  • Nucor Corp. (NYSE:NUE) is profitable and its shares are trading at a PE of 29.96. The company's income for 2012 was $504.6 million.
  • United States Steel (X) is not profitable, but its shares are trading at a forward PE, for the year ending December 31, 2014 of 9.34.

The following are PEs of three steelmakers with Chinese operations:

  • China Industrial Steel (OTCPK:CDNN) is profitable and its shares are trading at a PE of 3.23. The company has not yet announced its 2012 financial results. I've written about the company here at Seeking Alpha, and believe that the company is well positioned to grow as China's economy continues to grow.
  • Sutor Technology Group (NASDAQ:SUTR) is profitable, and its shares are trading at a PE of 7.26. For the second quarter of its fiscal year, ended December 31, 2012, the company had higher revenue, lower operating expenses, lower interest expenses and higher interest income, all of which contributed to a 71.4 percent increase in net income of $4.8 million, on revenues of $157.9 million.
  • China Gerui Advanced Materials Group (NASDAQ:CHOP) is profitable and its shares are a trading at a PE of 3.17. The company has not yet announced its 2012 financial results.

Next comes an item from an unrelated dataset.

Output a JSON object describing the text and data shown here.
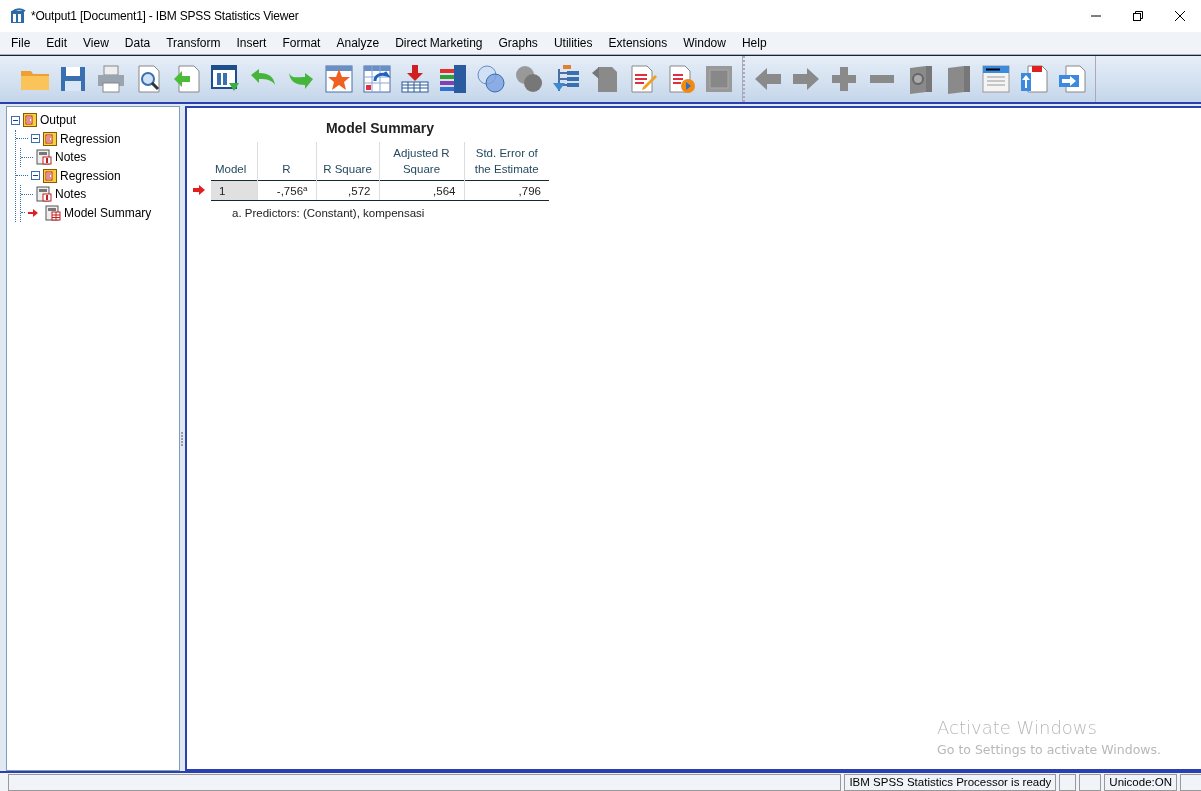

Conclusion

From an investment perspective, I'm basically neutral regarding the steel industry in the United States. I definitely believe that Nucor is more attractive for investors than U.S. Steel, if for no other reason than Nucor's profitability. ArcelorMittal, which is the world's largest steel producer, and which has significant U.S. operations, is not only burdened by its loss of investment grade status, but its problems in Europe.

Based solely on profitability, continuing economic growth in China and China being the world's largest steel market, I find three Chinese steelmakers, China Industrial Steel, Sutor Technology Group and China Gerui Advanced Materials Group, all worthy of investor consideration. The PEs of all three companies are all substantially less than the PE of Nucor, which is almost 30.

Caution

Investing in smaller-capitalization companies, as well as investing in companies in emerging markets, including China, is not suitable for all investors, and can be risky. It's important that investors thoroughly perform their own due diligence and analyze the potential risk.

The companies discussed above include major global steel producers ArcelorMittal and U.S. Steel. Investors should be concerned about ArcelorMittal due to its problems in Europe and high debt levels.

Companies discussed also include smaller capitalization companies with Chinese operations. But the Chinese companies, whose shares trade in the U.S. are all U.S. reporting issuers and subject to the reporting requirements of the U.S. Securities and Exchange Commission, so U.S. transparency and disclosure is available to investors.

Source: A Look At The Global Steel Industry, U.S. Steel And Chinese Steelmakers